The former head of Catalonia's regional government, Artur Mas, has gone on trial in Barcelona alongside two aides. He faces a 10-year political ban for organizing a referendum on the region's independence from Spain.
The controversial trial has reinvigorated pro-independence sentiments in Catalonia. Tens of thousands of Artur Mas' supporters protested in front of the Palace of Justice in Barcelona as Catalonia's former leader went on trial for ignoring a constitutional ban and going ahead with a nonbinding independence vote.
"There was no intention to commit any offense or disobey anyone," Mas told the court, adding that his government only wanted to "promote citizen participation by all means possible."
Mas' lawyers argue that he was exercising his "right to freedom of opinion" by holding the plebiscite and that the vote was organized by thousands of volunteers, whose help was crucial to realizing the referendum. The Spanish government, however, had previously refused to allow an official referendum to be held, saying the region already had autonomous status. Prosecutors are asking for a 10-year ban on Mas holding public office if he is convicted of charges of civil disobedience and abuse of office.
Prosecutors are also calling for fines and a nine-year disqualification from politics for the former regional vice president Joana Ortega and education councilor Irene Rigau, who both stand accused in the same case.
The trial against the 61-year-old, who served as Catalan president from 2010 to 2016, is being broadcast live around the country. Catalonia, a region with its own language and customs, has a long history of struggle with central government in Madrid, having faced serious subjugation under General Francisco Franco's rule until 1975.
Question of independence
In recent years, tensions between Barcelona and Madrid have sharply been on the increase, culminating in growing calls for outright independence. The independence movement first started gathering momentum in 2010 when Spain's Constitutional Court limited a special statute awarded to Catalonia in 2006, effectively taking away powers given to the region under the country's then-Socialist government.
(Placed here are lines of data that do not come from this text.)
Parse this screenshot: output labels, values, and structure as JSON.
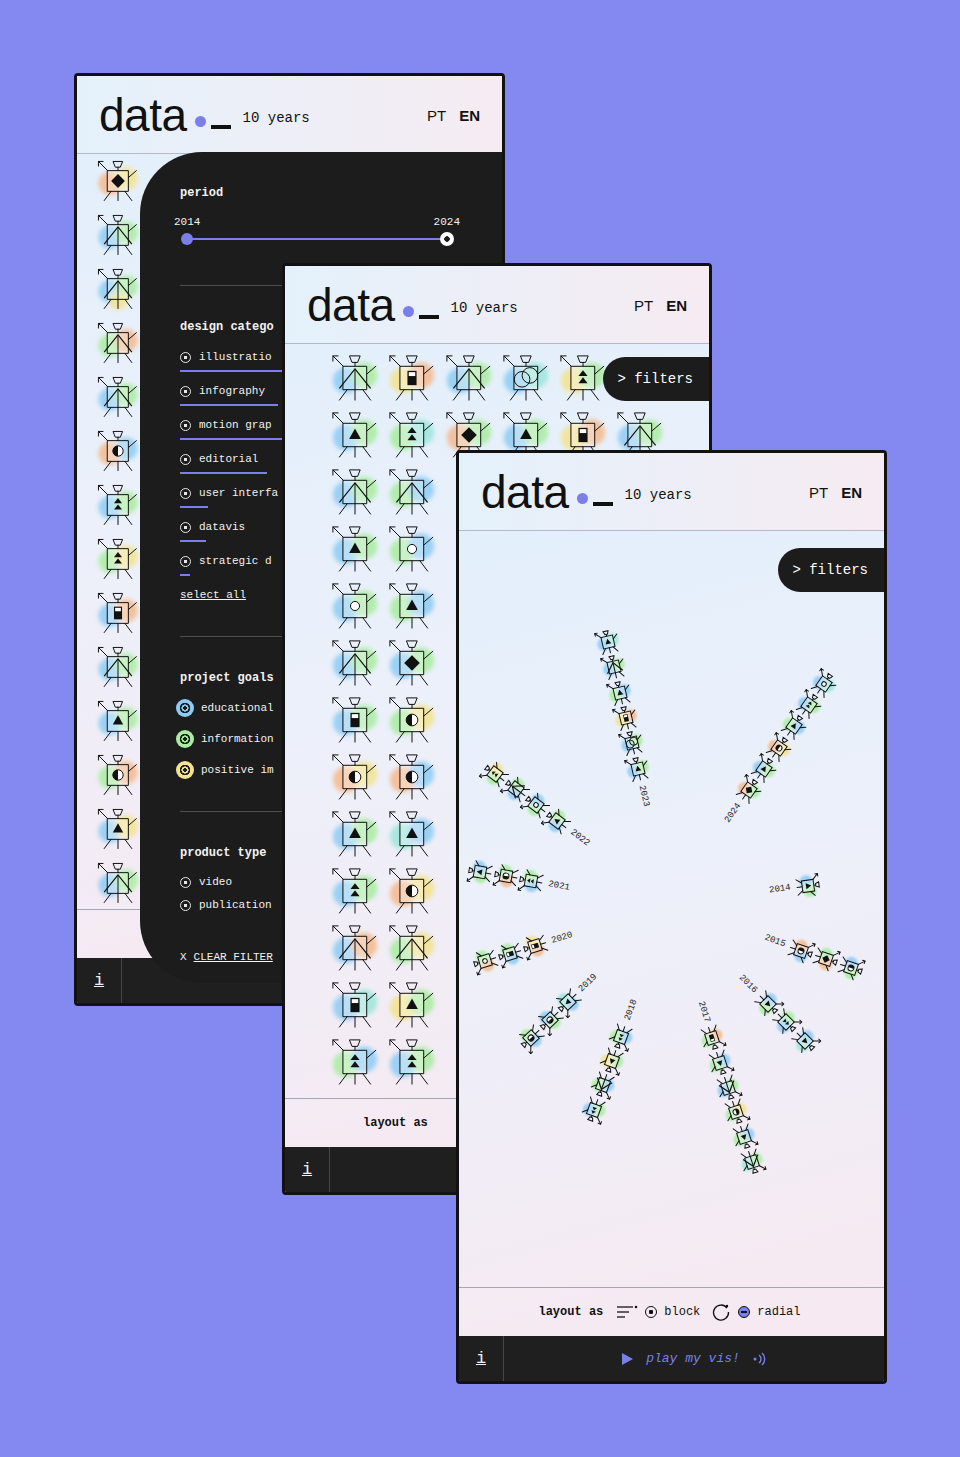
{
  "windows": [
    {
      "header": {
        "logo": "data",
        "tagline": "10 years",
        "languages": [
          {
            "label": "PT",
            "selected": false
          },
          {
            "label": "EN",
            "selected": true
          }
        ]
      },
      "glyphs": [
        {
          "kind": "diamond",
          "colors": [
            "#f5b98c",
            "#f3e38c"
          ]
        },
        {
          "kind": "mountain",
          "colors": [
            "#8ccbf4",
            "#a8eca0"
          ]
        },
        {
          "kind": "mountain",
          "colors": [
            "#8ccbf4",
            "#a8eca0",
            "#f3e38c"
          ]
        },
        {
          "kind": "mountain",
          "colors": [
            "#a8eca0",
            "#f5b98c"
          ]
        },
        {
          "kind": "mountain",
          "colors": [
            "#8ccbf4",
            "#a8eca0"
          ]
        },
        {
          "kind": "half",
          "colors": [
            "#f5b98c",
            "#8ccbf4"
          ]
        },
        {
          "kind": "stack",
          "colors": [
            "#8ccbf4",
            "#a8eca0"
          ]
        },
        {
          "kind": "stack",
          "colors": [
            "#a8eca0",
            "#f3e38c"
          ]
        },
        {
          "kind": "bar",
          "colors": [
            "#8ccbf4",
            "#f5b98c"
          ]
        },
        {
          "kind": "mountain",
          "colors": [
            "#8ccbf4",
            "#a8eca0"
          ]
        },
        {
          "kind": "triangle",
          "colors": [
            "#8ccbf4",
            "#a8eca0"
          ]
        },
        {
          "kind": "half",
          "colors": [
            "#a8eca0",
            "#f5b98c"
          ]
        },
        {
          "kind": "triangle",
          "colors": [
            "#8ccbf4",
            "#f3e38c"
          ]
        },
        {
          "kind": "mountain",
          "colors": [
            "#8ccbf4",
            "#a8eca0"
          ]
        }
      ],
      "filters": {
        "period": {
          "title": "period",
          "from": "2014",
          "to": "2024",
          "level": 1
        },
        "design_category": {
          "title": "design catego",
          "items": [
            {
              "label": "illustratio",
              "level": 1
            },
            {
              "label": "infography",
              "level": 0.96
            },
            {
              "label": "motion grap",
              "level": 1
            },
            {
              "label": "editorial",
              "level": 0.85
            },
            {
              "label": "user interfa",
              "level": 0.27
            },
            {
              "label": "datavis",
              "level": 0.25
            },
            {
              "label": "strategic d",
              "level": 0.1
            }
          ],
          "select_all": "select all"
        },
        "project_goals": {
          "title": "project goals",
          "items": [
            {
              "label": "educational",
              "color": "#8ccbf4"
            },
            {
              "label": "information",
              "color": "#a8eca0"
            },
            {
              "label": "positive im",
              "color": "#f3e38c"
            }
          ]
        },
        "product_type": {
          "title": "product type",
          "items": [
            {
              "label": "video"
            },
            {
              "label": "publication"
            }
          ]
        },
        "clear": {
          "icon": "X",
          "label": "CLEAR FILTER"
        }
      },
      "info": "i"
    },
    {
      "header": {
        "logo": "data",
        "tagline": "10 years",
        "languages": [
          {
            "label": "PT",
            "selected": false
          },
          {
            "label": "EN",
            "selected": true
          }
        ]
      },
      "filters_button": "> filters",
      "grid": [
        [
          {
            "kind": "mountain",
            "colors": [
              "#8ccbf4",
              "#a8eca0"
            ]
          },
          {
            "kind": "bar",
            "colors": [
              "#f3e38c",
              "#f5b98c"
            ]
          },
          {
            "kind": "mountain",
            "colors": [
              "#8ccbf4",
              "#a8eca0"
            ]
          },
          {
            "kind": "ring",
            "colors": [
              "#8ccbf4",
              "#9be6da"
            ]
          },
          {
            "kind": "stack",
            "colors": [
              "#f3e38c",
              "#a8eca0"
            ]
          }
        ],
        [
          {
            "kind": "triangle",
            "colors": [
              "#8ccbf4",
              "#a8eca0"
            ]
          },
          {
            "kind": "stack",
            "colors": [
              "#a8eca0",
              "#9be6da"
            ]
          },
          {
            "kind": "diamond",
            "colors": [
              "#f5b98c",
              "#a8eca0"
            ]
          },
          {
            "kind": "triangle",
            "colors": [
              "#8ccbf4",
              "#a8eca0"
            ]
          },
          {
            "kind": "bar",
            "colors": [
              "#f3e38c",
              "#f5b98c"
            ]
          },
          {
            "kind": "mountain",
            "colors": [
              "#8ccbf4",
              "#a8eca0"
            ]
          }
        ],
        [
          {
            "kind": "mountain",
            "colors": [
              "#8ccbf4",
              "#a8eca0"
            ]
          },
          {
            "kind": "mountain",
            "colors": [
              "#a8eca0",
              "#8ccbf4"
            ]
          }
        ],
        [
          {
            "kind": "triangle",
            "colors": [
              "#8ccbf4",
              "#a8eca0"
            ]
          },
          {
            "kind": "circle",
            "colors": [
              "#a8eca0",
              "#8ccbf4"
            ]
          }
        ],
        [
          {
            "kind": "circle",
            "colors": [
              "#8ccbf4",
              "#a8eca0"
            ]
          },
          {
            "kind": "triangle",
            "colors": [
              "#a8eca0",
              "#8ccbf4"
            ]
          }
        ],
        [
          {
            "kind": "mountain",
            "colors": [
              "#8ccbf4",
              "#a8eca0"
            ]
          },
          {
            "kind": "diamond",
            "colors": [
              "#8ccbf4",
              "#a8eca0"
            ]
          }
        ],
        [
          {
            "kind": "bar",
            "colors": [
              "#8ccbf4",
              "#a8eca0"
            ]
          },
          {
            "kind": "half",
            "colors": [
              "#a8eca0",
              "#f3e38c"
            ]
          }
        ],
        [
          {
            "kind": "half",
            "colors": [
              "#f5b98c",
              "#f3e38c"
            ]
          },
          {
            "kind": "half",
            "colors": [
              "#f5b98c",
              "#8ccbf4"
            ]
          }
        ],
        [
          {
            "kind": "triangle",
            "colors": [
              "#8ccbf4",
              "#a8eca0"
            ]
          },
          {
            "kind": "triangle",
            "colors": [
              "#9be6da",
              "#8ccbf4"
            ]
          }
        ],
        [
          {
            "kind": "stack",
            "colors": [
              "#8ccbf4",
              "#a8eca0"
            ]
          },
          {
            "kind": "half",
            "colors": [
              "#f5b98c",
              "#f3e38c"
            ]
          }
        ],
        [
          {
            "kind": "mountain",
            "colors": [
              "#8ccbf4",
              "#f5b98c"
            ]
          },
          {
            "kind": "mountain",
            "colors": [
              "#a8eca0",
              "#f3e38c"
            ]
          }
        ],
        [
          {
            "kind": "bar",
            "colors": [
              "#8ccbf4",
              "#9be6da"
            ]
          },
          {
            "kind": "triangle",
            "colors": [
              "#f3e38c",
              "#a8eca0"
            ]
          }
        ],
        [
          {
            "kind": "stack",
            "colors": [
              "#a8eca0",
              "#8ccbf4"
            ]
          },
          {
            "kind": "stack",
            "colors": [
              "#8ccbf4",
              "#a8eca0"
            ]
          }
        ]
      ],
      "layout": {
        "label": "layout as"
      },
      "info": "i"
    },
    {
      "header": {
        "logo": "data",
        "tagline": "10 years",
        "languages": [
          {
            "label": "PT",
            "selected": false
          },
          {
            "label": "EN",
            "selected": true
          }
        ]
      },
      "filters_button": "> filters",
      "radial": [
        {
          "year": "2014",
          "glyphs": [
            {
              "kind": "triangle",
              "colors": [
                "#8ccbf4",
                "#a8eca0"
              ]
            }
          ]
        },
        {
          "year": "2015",
          "glyphs": [
            {
              "kind": "half",
              "colors": [
                "#f5b98c",
                "#8ccbf4"
              ]
            },
            {
              "kind": "diamond",
              "colors": [
                "#a8eca0",
                "#f5b98c"
              ]
            },
            {
              "kind": "half",
              "colors": [
                "#8ccbf4",
                "#a8eca0"
              ]
            }
          ]
        },
        {
          "year": "2016",
          "glyphs": [
            {
              "kind": "triangle",
              "colors": [
                "#8ccbf4",
                "#a8eca0"
              ]
            },
            {
              "kind": "stack",
              "colors": [
                "#a8eca0",
                "#8ccbf4"
              ]
            },
            {
              "kind": "triangle",
              "colors": [
                "#8ccbf4",
                "#9be6da"
              ]
            }
          ]
        },
        {
          "year": "2017",
          "glyphs": [
            {
              "kind": "bar",
              "colors": [
                "#f5b98c",
                "#a8eca0"
              ]
            },
            {
              "kind": "triangle",
              "colors": [
                "#8ccbf4",
                "#a8eca0"
              ]
            },
            {
              "kind": "mountain",
              "colors": [
                "#a8eca0",
                "#8ccbf4"
              ]
            },
            {
              "kind": "half",
              "colors": [
                "#f3e38c",
                "#a8eca0"
              ]
            },
            {
              "kind": "triangle",
              "colors": [
                "#8ccbf4",
                "#a8eca0"
              ]
            },
            {
              "kind": "mountain",
              "colors": [
                "#a8eca0",
                "#9be6da"
              ]
            }
          ]
        },
        {
          "year": "2018",
          "glyphs": [
            {
              "kind": "stack",
              "colors": [
                "#8ccbf4",
                "#a8eca0"
              ]
            },
            {
              "kind": "triangle",
              "colors": [
                "#a8eca0",
                "#f3e38c"
              ]
            },
            {
              "kind": "mountain",
              "colors": [
                "#8ccbf4",
                "#a8eca0"
              ]
            },
            {
              "kind": "stack",
              "colors": [
                "#a8eca0",
                "#8ccbf4"
              ]
            }
          ]
        },
        {
          "year": "2019",
          "glyphs": [
            {
              "kind": "triangle",
              "colors": [
                "#8ccbf4",
                "#9be6da"
              ]
            },
            {
              "kind": "half",
              "colors": [
                "#a8eca0",
                "#8ccbf4"
              ]
            },
            {
              "kind": "half",
              "colors": [
                "#8ccbf4",
                "#a8eca0"
              ]
            }
          ]
        },
        {
          "year": "2020",
          "glyphs": [
            {
              "kind": "bar",
              "colors": [
                "#f5b98c",
                "#f3e38c"
              ]
            },
            {
              "kind": "bar",
              "colors": [
                "#8ccbf4",
                "#a8eca0"
              ]
            },
            {
              "kind": "circle",
              "colors": [
                "#f5b98c",
                "#a8eca0"
              ]
            }
          ]
        },
        {
          "year": "2021",
          "glyphs": [
            {
              "kind": "stack",
              "colors": [
                "#8ccbf4",
                "#a8eca0"
              ]
            },
            {
              "kind": "half",
              "colors": [
                "#f5b98c",
                "#a8eca0"
              ]
            },
            {
              "kind": "triangle",
              "colors": [
                "#a8eca0",
                "#8ccbf4"
              ]
            }
          ]
        },
        {
          "year": "2022",
          "glyphs": [
            {
              "kind": "triangle",
              "colors": [
                "#8ccbf4",
                "#a8eca0"
              ]
            },
            {
              "kind": "circle",
              "colors": [
                "#a8eca0",
                "#8ccbf4"
              ]
            },
            {
              "kind": "mountain",
              "colors": [
                "#8ccbf4",
                "#a8eca0"
              ]
            },
            {
              "kind": "stack",
              "colors": [
                "#a8eca0",
                "#f3e38c"
              ]
            }
          ]
        },
        {
          "year": "2023",
          "glyphs": [
            {
              "kind": "triangle",
              "colors": [
                "#8ccbf4",
                "#a8eca0"
              ]
            },
            {
              "kind": "ring",
              "colors": [
                "#8ccbf4",
                "#a8eca0"
              ]
            },
            {
              "kind": "bar",
              "colors": [
                "#f3e38c",
                "#f5b98c"
              ]
            },
            {
              "kind": "triangle",
              "colors": [
                "#a8eca0",
                "#8ccbf4"
              ]
            },
            {
              "kind": "mountain",
              "colors": [
                "#8ccbf4",
                "#a8eca0"
              ]
            },
            {
              "kind": "triangle",
              "colors": [
                "#8ccbf4",
                "#9be6da"
              ]
            }
          ]
        },
        {
          "year": "2024",
          "glyphs": [
            {
              "kind": "diamond",
              "colors": [
                "#f5b98c",
                "#a8eca0"
              ]
            },
            {
              "kind": "triangle",
              "colors": [
                "#8ccbf4",
                "#a8eca0"
              ]
            },
            {
              "kind": "half",
              "colors": [
                "#f5b98c",
                "#f3e38c"
              ]
            },
            {
              "kind": "triangle",
              "colors": [
                "#a8eca0",
                "#8ccbf4"
              ]
            },
            {
              "kind": "stack",
              "colors": [
                "#8ccbf4",
                "#a8eca0"
              ]
            },
            {
              "kind": "circle",
              "colors": [
                "#8ccbf4",
                "#9be6da"
              ]
            }
          ]
        }
      ],
      "layout": {
        "label": "layout as",
        "options": [
          {
            "label": "block",
            "kind": "block",
            "selected": false
          },
          {
            "label": "radial",
            "kind": "radial",
            "selected": true
          }
        ]
      },
      "info": "i",
      "play": "play my vis!"
    }
  ]
}
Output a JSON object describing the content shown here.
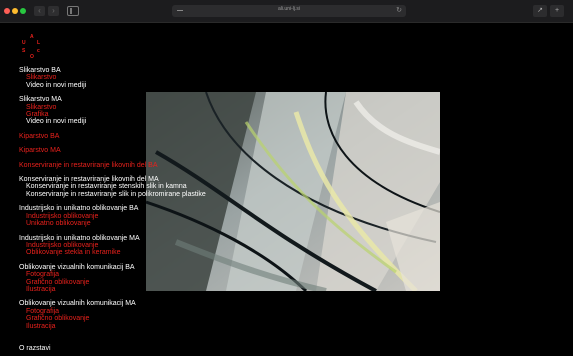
{
  "browser": {
    "url": "ali.uni-lj.si",
    "back_icon": "chevron-left-icon",
    "forward_icon": "chevron-right-icon"
  },
  "logo": {
    "letters": [
      "A",
      "L",
      "U",
      "O",
      "S",
      "c"
    ]
  },
  "menu": {
    "slikarstvo_ba": {
      "title": "Slikarstvo BA",
      "items": [
        "Slikarstvo",
        "Video in novi mediji"
      ]
    },
    "slikarstvo_ma": {
      "title": "Slikarstvo MA",
      "items": [
        "Slikarstvo",
        "Grafika",
        "Video in novi mediji"
      ]
    },
    "kiparstvo_ba": "Kiparstvo BA",
    "kiparstvo_ma": "Kiparstvo MA",
    "konserviranje_ba": "Konserviranje in restavriranje likovnih del BA",
    "konserviranje_ma": {
      "title": "Konserviranje in restavriranje likovnih del MA",
      "items": [
        "Konserviranje in restavriranje stenskih slik in kamna",
        "Konserviranje in restavriranje slik in polikromirane plastike"
      ]
    },
    "oblikovanje_ba": {
      "title": "Industrijsko in unikatno oblikovanje BA",
      "items": [
        "Industrijsko oblikovanje",
        "Unikatno oblikovanje"
      ]
    },
    "oblikovanje_ma": {
      "title": "Industrijsko in unikatno oblikovanje MA",
      "items": [
        "Industrijsko oblikovanje",
        "Oblikovanje stekla in keramike"
      ]
    },
    "vizualne_ba": {
      "title": "Oblikovanje vizualnih komunikacij BA",
      "items": [
        "Fotografija",
        "Grafično oblikovanje",
        "Ilustracija"
      ]
    },
    "vizualne_ma": {
      "title": "Oblikovanje vizualnih komunikacij MA",
      "items": [
        "Fotografija",
        "Grafično oblikovanje",
        "Ilustracija"
      ]
    },
    "o_razstavi": "O razstavi"
  },
  "colors": {
    "accent": "#e8211c",
    "background": "#000000",
    "text": "#ffffff"
  }
}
Opinion polls have shown that Catalans are split on the question of independence, although a majority favor holding an officially binding referendum. More than 80 percent of those who cast their ballots in the non-binding 2014 plebiscite voted in favor of independence for Catalonia - however, only 2.3 million people out of a total of 6.3 million eligible voters took part.
Catalonia's current government has promised to hold a referendum by September 2017 - a binding one, it says. The pro-independence government says the vote will go through with or without Madrid's consent. Spanish Prime Minister Mariono Rajoy said he would not accept the result of the vote and has vowed to never allow an act that would risk the unity of Spain. A growing number of EU parliamentarians have also rejected the notion.
ss/rt (AP, AFP, dpa)